The posts on an organization’s social media accounts reflect on that company in a very public way. People’s impressions of the company can be positive or negative depending on whether the people posting to those accounts are representing the company in a professional and consistent manner.
Earth Class Email provides a pretty good example of the things that can go wrong. The person in charge of the company’s email Twitter account (@earthclassmail) allowed themselves to be goaded into an ongoing and negative discussion with a “troll” account set up specifically for the purpose of annoying the company. The company representative’s posts came across as angry, containing typos and the kind of language that isn’t appropriate when speaking on behalf of an organization, like telling people to “get a life,” for example.
From an organization’s perspective, it is critical that you pick the right person to represent your company through your social media accounts. This should be someone with good judgment and experience of interacting with the public. I see too many companies delegating their social media accounts to an intern or the most junior member of the team, but this could be a devastating mistake. There are, of course, exceptions; I’ve had a few star interns. It might help to think about it this way: would you put this person in front of the media or allow them to conduct interviews with the press? If so, they would probably be a good candidate to manage your social media efforts. If not, you should look for someone that you can trust in that position. One good strategy is to pair someone less experienced who can do more of the legwork with someone who is very media-savvy and can act as a mentor to provide guidance about the best way to represent the organization.

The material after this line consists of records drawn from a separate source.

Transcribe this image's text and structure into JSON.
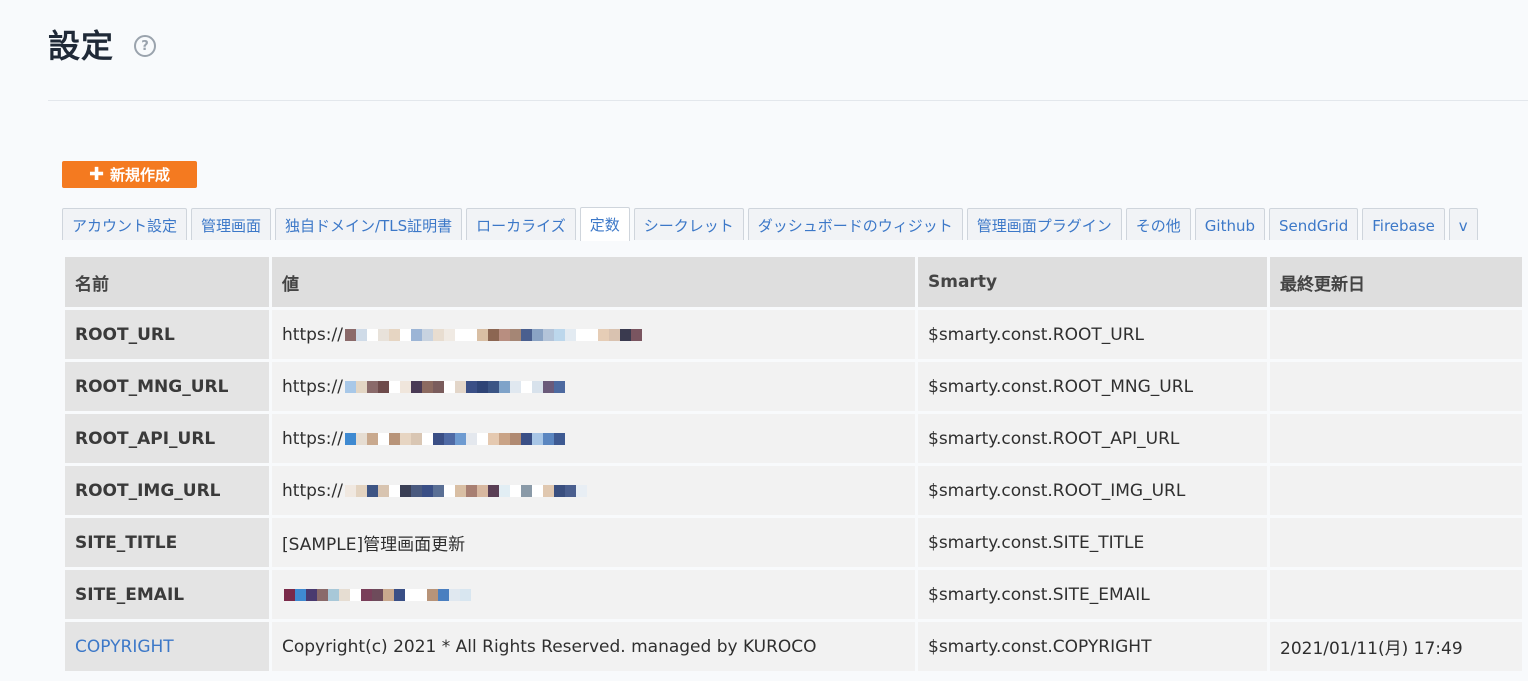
{
  "header": {
    "title": "設定",
    "help_icon": "question-circle-icon"
  },
  "toolbar": {
    "new_label": "新規作成",
    "new_icon": "plus-icon",
    "accent": "#f47a20"
  },
  "tabs": [
    {
      "label": "アカウント設定",
      "active": false
    },
    {
      "label": "管理画面",
      "active": false
    },
    {
      "label": "独自ドメイン/TLS証明書",
      "active": false
    },
    {
      "label": "ローカライズ",
      "active": false
    },
    {
      "label": "定数",
      "active": true
    },
    {
      "label": "シークレット",
      "active": false
    },
    {
      "label": "ダッシュボードのウィジット",
      "active": false
    },
    {
      "label": "管理画面プラグイン",
      "active": false
    },
    {
      "label": "その他",
      "active": false
    },
    {
      "label": "Github",
      "active": false
    },
    {
      "label": "SendGrid",
      "active": false
    },
    {
      "label": "Firebase",
      "active": false
    },
    {
      "label": "v",
      "active": false
    }
  ],
  "table": {
    "headers": [
      "名前",
      "値",
      "Smarty",
      "最終更新日"
    ],
    "rows": [
      {
        "name": "ROOT_URL",
        "value": "https://",
        "smarty": "$smarty.const.ROOT_URL",
        "updated": ""
      },
      {
        "name": "ROOT_MNG_URL",
        "value": "https://",
        "smarty": "$smarty.const.ROOT_MNG_URL",
        "updated": ""
      },
      {
        "name": "ROOT_API_URL",
        "value": "https://",
        "smarty": "$smarty.const.ROOT_API_URL",
        "updated": ""
      },
      {
        "name": "ROOT_IMG_URL",
        "value": "https://",
        "smarty": "$smarty.const.ROOT_IMG_URL",
        "updated": ""
      },
      {
        "name": "SITE_TITLE",
        "value": "[SAMPLE]管理画面更新",
        "smarty": "$smarty.const.SITE_TITLE",
        "updated": ""
      },
      {
        "name": "SITE_EMAIL",
        "value": "",
        "smarty": "$smarty.const.SITE_EMAIL",
        "updated": ""
      },
      {
        "name": "COPYRIGHT",
        "value": "Copyright(c) 2021 * All Rights Reserved. managed by KUROCO",
        "smarty": "$smarty.const.COPYRIGHT",
        "updated": "2021/01/11(月) 17:49",
        "link": true
      }
    ]
  },
  "colors": {
    "link": "#3c78c8",
    "header_bg": "#dedede",
    "cell_bg": "#f2f2f2"
  }
}
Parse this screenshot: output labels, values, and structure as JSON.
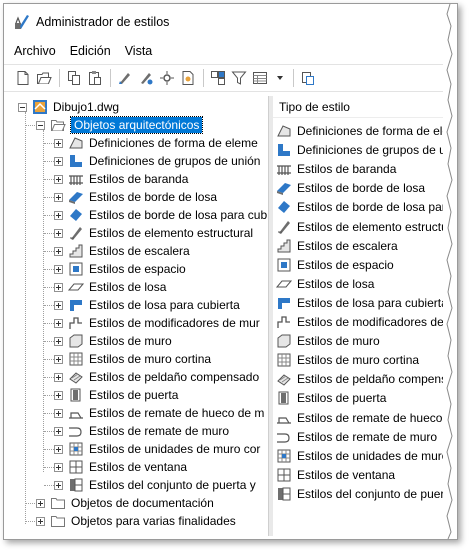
{
  "window": {
    "title": "Administrador de estilos"
  },
  "menu": [
    "Archivo",
    "Edición",
    "Vista"
  ],
  "toolbar": [
    "new-icon",
    "open-icon",
    "copy-icon",
    "paste-icon",
    "purge-icon",
    "edit-style-icon",
    "find-icon",
    "select-icon",
    "toggle-view-icon",
    "filter-icon",
    "view-mode-icon",
    "dropdown-arrow-icon",
    "sort-icon"
  ],
  "tree": {
    "root": "Dibujo1.dwg",
    "category_open": "Objetos arquitectónicos",
    "items": [
      {
        "label": "Definiciones de forma de eleme",
        "icon": "mass-element-icon"
      },
      {
        "label": "Definiciones de grupos de unión",
        "icon": "mass-group-icon"
      },
      {
        "label": "Estilos de baranda",
        "icon": "railing-icon"
      },
      {
        "label": "Estilos de borde de losa",
        "icon": "slab-edge-icon"
      },
      {
        "label": "Estilos de borde de losa para cub",
        "icon": "roof-slab-edge-icon"
      },
      {
        "label": "Estilos de elemento estructural",
        "icon": "structural-member-icon"
      },
      {
        "label": "Estilos de escalera",
        "icon": "stair-icon"
      },
      {
        "label": "Estilos de espacio",
        "icon": "space-icon"
      },
      {
        "label": "Estilos de losa",
        "icon": "slab-icon"
      },
      {
        "label": "Estilos de losa para cubierta",
        "icon": "roof-slab-icon"
      },
      {
        "label": "Estilos de modificadores de mur",
        "icon": "wall-modifier-icon"
      },
      {
        "label": "Estilos de muro",
        "icon": "wall-icon"
      },
      {
        "label": "Estilos de muro cortina",
        "icon": "curtain-wall-icon"
      },
      {
        "label": "Estilos de peldaño compensado",
        "icon": "winder-icon"
      },
      {
        "label": "Estilos de puerta",
        "icon": "door-icon"
      },
      {
        "label": "Estilos de remate de hueco de m",
        "icon": "opening-endcap-icon"
      },
      {
        "label": "Estilos de remate de muro",
        "icon": "wall-endcap-icon"
      },
      {
        "label": "Estilos de unidades de muro cor",
        "icon": "curtain-wall-unit-icon"
      },
      {
        "label": "Estilos de ventana",
        "icon": "window-icon"
      },
      {
        "label": "Estilos del conjunto de puerta y",
        "icon": "door-window-assembly-icon"
      }
    ],
    "closed_categories": [
      "Objetos de documentación",
      "Objetos para varias finalidades"
    ]
  },
  "right_pane": {
    "header": "Tipo de estilo",
    "items": [
      "Definiciones de forma de ele...",
      "Definiciones de grupos de unió",
      "Estilos de baranda",
      "Estilos de borde de losa",
      "Estilos de borde de losa para ...",
      "Estilos de elemento estructura",
      "Estilos de escalera",
      "Estilos de espacio",
      "Estilos de losa",
      "Estilos de losa para cubierta",
      "Estilos de modificadores de ...",
      "Estilos de muro",
      "Estilos de muro cortina",
      "Estilos de peldaño compensa...",
      "Estilos de puerta",
      "Estilos de remate de hueco de...",
      "Estilos de remate de muro",
      "Estilos de unidades de muro c...",
      "Estilos de ventana",
      "Estilos del conjunto de puerta..."
    ]
  },
  "colors": {
    "selection": "#0078d7",
    "icon_blue": "#2e78c7",
    "icon_gray": "#6e6e6e"
  }
}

Representing Your Organization
There are a few things that whoever is posting to the company’s social media accounts should keep in mind:
- Assume that everything you post is public and permanent. Deleted posts are almost always cached and still available somewhere, so be careful about what you post.
- Use the right tone. Think about whether the tones of your posts match the company culture and ideals. A fun, hip startup would probably use different language than a company in a more conservative industry.
- Never post when you’re angry. If someone has you really fired up, take some time to cool off before you post anything in response.
- Always proofread. Yes, mistakes and typos happen to the best of us, but taking a little extra time to proofread will help ensure that such mistakes are rare.
- Use the “mom test.” Before posting anything, think about whether you would feel embarrassed if your mom (or boss, or other role model) saw it. If so, then it probably isn’t appropriate to post on behalf of your company. The “newspaper test” is another good one — would you be embarrassed if you saw the post quoted in the newspaper?
This is where it can get a little tricky. The company that I work for doesn’t get to control my personal accounts on social networks, and they don’t get to tell me what I can or can’t post. However, that doesn’t mean that the things we post on our personal accounts don’t have consequences in our professional lives. Heather Armstrong provided one well-known example of how talking about your work experiences on your personal accounts can get you fired, even if you are relating them in a humorous way. Another example comes from the personal Twitter account of James Andrews, a public relations professional who made some negative remarks about the hometown of his firm’s biggest client, which generated quite a bit of negative publicity for his company. In general, I avoid making negative comments that relate to my employer or my job, but each of us needs to figure out where we want to draw the line and live with the consequences of those decisions.
What are your tips for making sure that you don’t become an example of what not to do in social media?